Luckily, technology has come to the rescue. The first problem is addressed by “compliance indicators” located on the aligners themselves. These colored dots fade over time as the aligners are worn in the mouth, showing whether or not you’ve followed the plan. To solve the second problem, aligners made especially for teens come with “eruption tabs” built in; they are designed to hold space for teeth that have not yet fully erupted.
Today, more people than ever — both adults and teens — are finding that clear aligners suit their needs best. Are you one of them? Why not come into our office and ask whether clear aligners could work for you.
Check out our article here for more about Invisalign clear aligners!
Orthodontics and Surgery
A Team Approach
Several months of orthodontic treatment is often necessary before surgery, to align the upper and lower teeth in preparation for the procedure. The surgery itself is generally performed under general anesthesia in a hospital, an ambulatory surgical center, or an in-office operating suite. Following a recovery period, a second phase of orthodontic treatment may be needed to make minor adjustments and ensure the stability of the re-aligned bite. The total treatment period, including pre- and post-operative orthodontics and surgery, may be 1–3 years.
Evaluating a Surgical Solution

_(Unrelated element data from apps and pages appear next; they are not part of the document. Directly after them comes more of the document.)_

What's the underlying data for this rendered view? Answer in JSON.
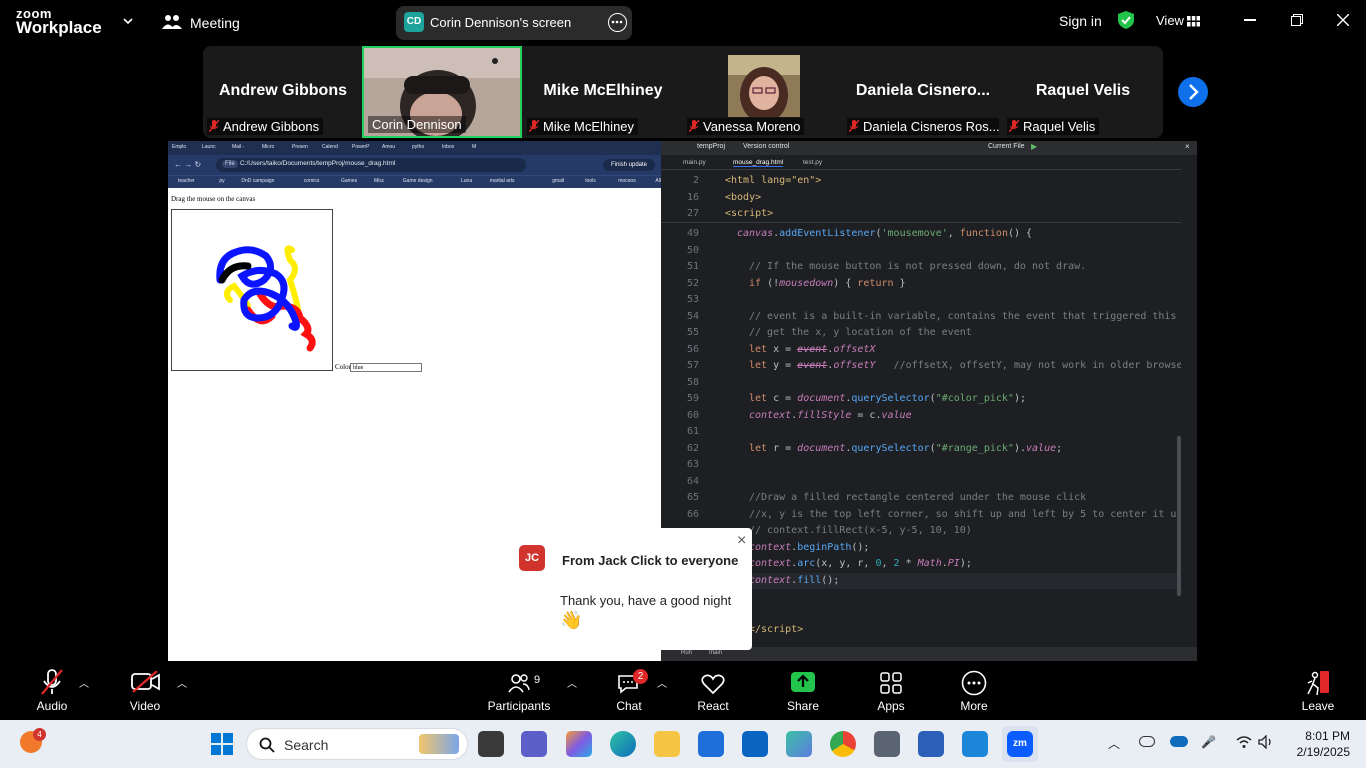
{
  "topbar": {
    "logo_top": "zoom",
    "logo_bottom": "Workplace",
    "meeting_label": "Meeting",
    "share_avatar": "CD",
    "share_title": "Corin Dennison's screen",
    "sign_in": "Sign in",
    "view": "View"
  },
  "participants": [
    {
      "big_name": "Andrew Gibbons",
      "label": "Andrew Gibbons",
      "muted": true
    },
    {
      "big_name": "",
      "label": "Corin Dennison",
      "muted": false,
      "active": true
    },
    {
      "big_name": "Mike McElhiney",
      "label": "Mike McElhiney",
      "muted": true
    },
    {
      "big_name": "",
      "label": "Vanessa Moreno",
      "muted": true
    },
    {
      "big_name": "Daniela  Cisnero...",
      "label": "Daniela Cisneros Ros...",
      "muted": true
    },
    {
      "big_name": "Raquel Velis",
      "label": "Raquel Velis",
      "muted": true
    }
  ],
  "browser": {
    "tabs": [
      "Emplo",
      "Launc",
      "Mail -",
      "Micro",
      "Presen",
      "Calend",
      "PowerP",
      "Amou",
      "pytho",
      "Inbox",
      "M"
    ],
    "address_prefix": "File",
    "address": "C:/Users/taiko/Documents/tempProj/mouse_drag.html",
    "finish_update": "Finish update",
    "bookmarks": [
      "teacher",
      "py",
      "DnD campaign",
      "comics",
      "Games",
      "Misc",
      "Game design",
      "Luna",
      "martial arts",
      "gmail",
      "tools",
      "mocoos",
      "All Bookmarks"
    ],
    "page_heading": "Drag the mouse on the canvas",
    "color_label": "Color",
    "color_value": "blue"
  },
  "ide": {
    "project": "tempProj",
    "vcs": "Version control",
    "run_config": "Current File",
    "tabs": [
      "main.py",
      "mouse_drag.html",
      "test.py"
    ],
    "breadcrumbs": [
      {
        "ln": "2",
        "code": "<html lang=\"en\">"
      },
      {
        "ln": "16",
        "code": "<body>"
      },
      {
        "ln": "27",
        "code": "<script>"
      }
    ],
    "status_left": "Run",
    "status_right": "main"
  },
  "toast": {
    "avatar": "JC",
    "title": "From Jack Click to everyone",
    "message": "Thank you, have a good night",
    "emoji": "👋",
    "close": "×"
  },
  "bottombar": {
    "audio": "Audio",
    "video": "Video",
    "participants": "Participants",
    "participants_count": "9",
    "chat": "Chat",
    "chat_badge": "2",
    "react": "React",
    "share": "Share",
    "apps": "Apps",
    "more": "More",
    "leave": "Leave"
  },
  "taskbar": {
    "widgets_badge": "4",
    "search": "Search",
    "time": "8:01 PM",
    "date": "2/19/2025"
  }
}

Because this type of surgery makes permanent changes to the jaws, it isn’t suitable for young people whose bones are still growing; however, for adults and some teens, corrective jaw surgery can bring about many positive changes in oral function and appearance that couldn’t otherwise be achieved.